“The Duchess was always of the greatest assistance to his hobby of criminal investigation, though she never alluded to it, and maintained a polite fiction of its non-existence.”
Sayers, Dorothy L. Mineola: Dover Publications, 1923. Print
Note: Refers to his own mother as “the duchess” distanced relationship, doesn’t really care about it/him? What is she really thinking? Is she just a busy-body or does she have ulterior motives?
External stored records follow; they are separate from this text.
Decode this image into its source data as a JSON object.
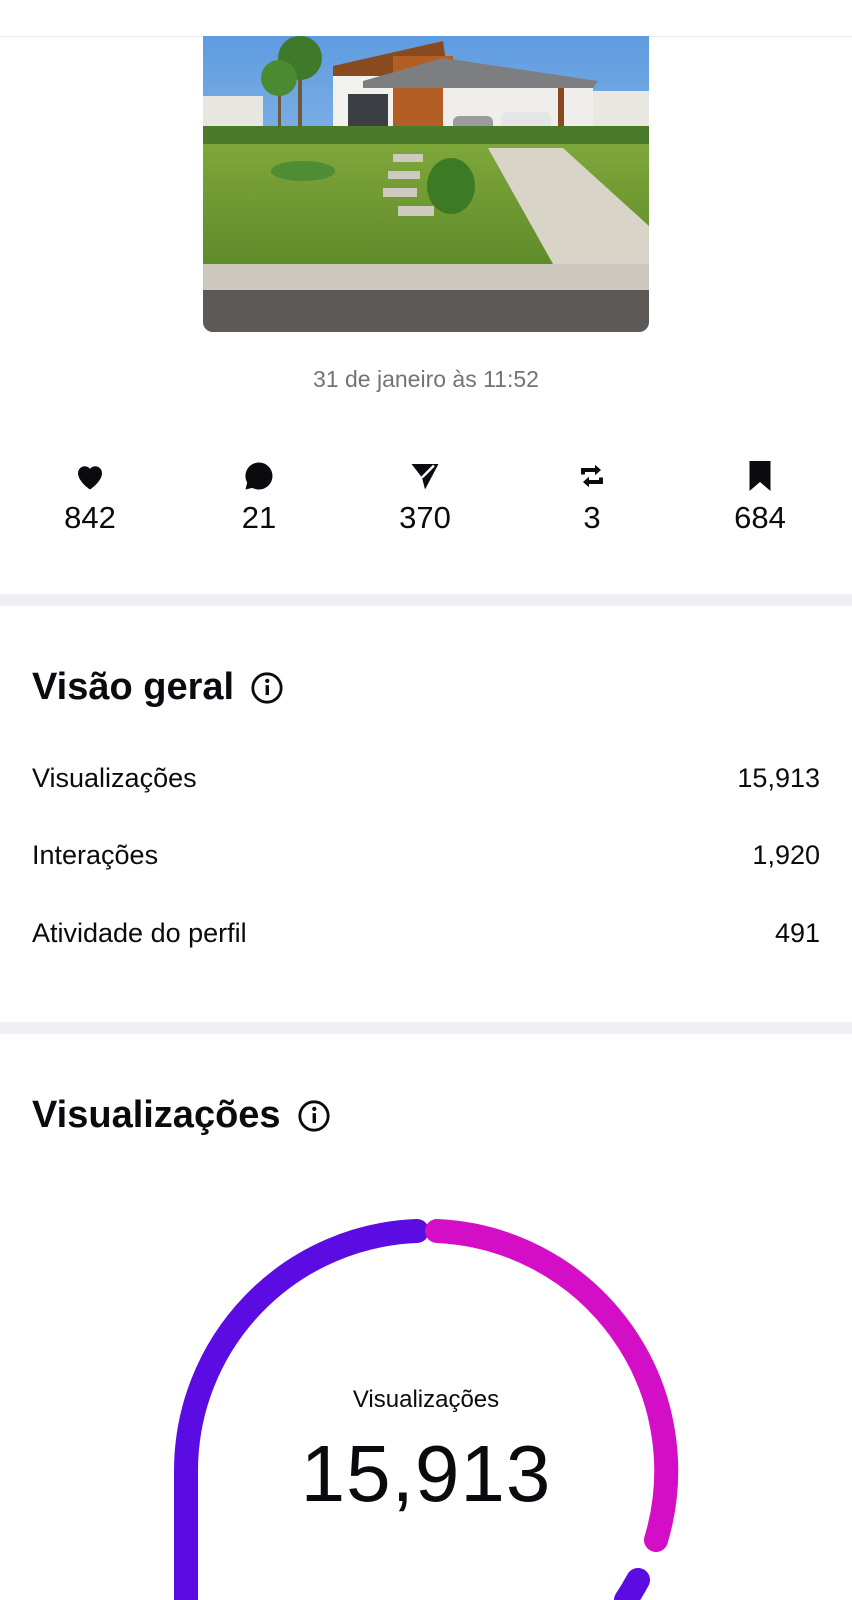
{
  "post": {
    "timestamp": "31 de janeiro às 11:52"
  },
  "stats": [
    {
      "icon": "heart-icon",
      "value": "842"
    },
    {
      "icon": "comment-icon",
      "value": "21"
    },
    {
      "icon": "share-icon",
      "value": "370"
    },
    {
      "icon": "repost-icon",
      "value": "3"
    },
    {
      "icon": "bookmark-icon",
      "value": "684"
    }
  ],
  "overview": {
    "title": "Visão geral",
    "rows": [
      {
        "label": "Visualizações",
        "value": "15,913"
      },
      {
        "label": "Interações",
        "value": "1,920"
      },
      {
        "label": "Atividade do perfil",
        "value": "491"
      }
    ]
  },
  "views": {
    "title": "Visualizações",
    "donut_label": "Visualizações",
    "donut_value": "15,913",
    "colors": {
      "primary": "#5a0ce3",
      "secondary": "#d40dc6"
    }
  },
  "colors": {
    "divider": "#eff0f3",
    "muted_text": "#737378"
  }
}
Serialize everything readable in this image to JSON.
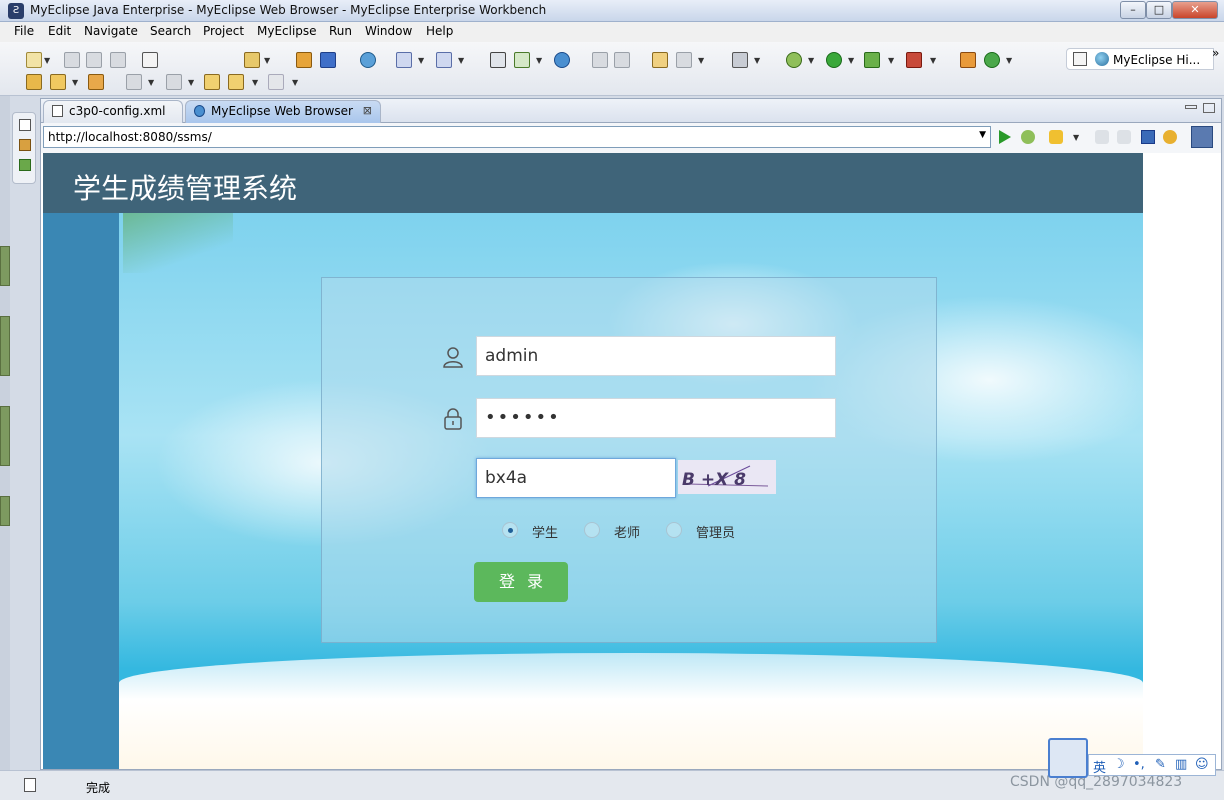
{
  "window": {
    "title": "MyEclipse Java Enterprise - MyEclipse Web Browser - MyEclipse Enterprise Workbench",
    "minimize_label": "–",
    "maximize_label": "□",
    "close_label": "✕"
  },
  "menubar": {
    "items": [
      "File",
      "Edit",
      "Navigate",
      "Search",
      "Project",
      "MyEclipse",
      "Run",
      "Window",
      "Help"
    ]
  },
  "toolbar": {
    "perspective_label": "MyEclipse Hi...",
    "overflow_label": "»"
  },
  "editor": {
    "tabs": [
      {
        "label": "c3p0-config.xml",
        "active": false
      },
      {
        "label": "MyEclipse Web Browser",
        "active": true,
        "close": "⊠"
      }
    ]
  },
  "browser": {
    "url": "http://localhost:8080/ssms/"
  },
  "page": {
    "site_title": "学生成绩管理系统",
    "login": {
      "username_value": "admin",
      "password_value": "••••••",
      "captcha_value": "bx4a",
      "captcha_image_text": "B +X 8",
      "roles": [
        {
          "label": "学生",
          "selected": true
        },
        {
          "label": "老师",
          "selected": false
        },
        {
          "label": "管理员",
          "selected": false
        }
      ],
      "submit_label": "登录"
    }
  },
  "statusbar": {
    "text": "完成",
    "watermark": "CSDN @qq_2897034823"
  },
  "ime": {
    "items": [
      "英",
      "☽",
      "•,",
      "✎",
      "▥",
      "☺"
    ]
  },
  "colors": {
    "site_header": "#3f6479",
    "login_button": "#5cb85c",
    "page_bg": "#3a87b4"
  }
}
“Ten to one he will overlook my trousers and mistake me for the undertaker. A grey suit, I fancy, neat but not gaudy, with a hat to tone, suits my other better self. Exit the amateur of first editions; new motive introduced by solo bassoon; enter Sherlock Holmes, disguised as a walking gentleman. There goes Bunter. Invaluable fellow— never offers to do his job when you’ve told him to do somethin’ else. Hope he doesn’t miss the ‘Four Sons of Aymon.’ Still, there is another copy of that— in the Vatican. It might become available, you never know—if the Church of Rome went to pot or Switzerland invaded Italy—whereas a strange corpse doesn’t turn up in a suburban bathroom more than once in a lifetime —at least, I should think not—at any rate, the number of times it’s happened, with a pince-nez, might be counted on the fingers of one hand, I imagine. Dear me! it’s a dreadful mistake to ride two hobbies at once” (4).
Sayers, Dorothy L. Whose Body? Mineola: Dover Publications, 1923. Print
“The body which lay in the bath was that of a tall, stout man of about fifty. The hair, which was thick and black and naturally curly, had been cut and parted by a master hand, and exuded a faint violet perfume, perfectly recognisable in the close air of the bathroom. The features were thick, fleshy and strongly marked, with prominent dark eyes, and a long nose curving down to a heavy chin. The clean-shaven lips were full and sensual, and the dropped jaw showed teeth stained with tobacco. One the dead face the handsome pair of gold pince-nez mocked death with grotesque elegance; the fine gold chain curved over the naked breast. The legs lay stiffly stretched out side by side; the arms reposed close to the body; the fingers were flexed naturally.” (8)
Sayers, Dorothy, in Whose Body, Dover Editions, 2009
“…All I said was: ‘It might have been burglars,’ I said, ‘remember that, next time you leave a window open all night; this time it was a dead man,’ I said, ‘and that’s unpleasant enough, but next time it might be burglars,’ I said, ‘and all of us murdered in our beds.'” (6).
Note: the philosophy of “it could have been worse,” understatement, the idea of a dead body only being unpleasant.
Sayers, Dorothy L,. (2009). Whose body?. (p. 8). Mineola, New York: Dover Publications, INC.
“Then making the noise usually written ‘Tut-tut’…” (8)
Notes: Sayers writing about her own language, hypersensitivity & close attention to sounds, forces reader to become aware of these details
“‘Look here, Wimsey—you’ve been reading detective stories; you’re talking nonsense” (20).
Notes: draws attention to genre, is this story we’re reading ‘detective’? What makes it so? Characteristics? Rejects/downplays ‘detective’ genre as serious (“nonsense”), meta level of addressing own work
Sayers, Dorothy. Whose Body? New York: Dover, 2009.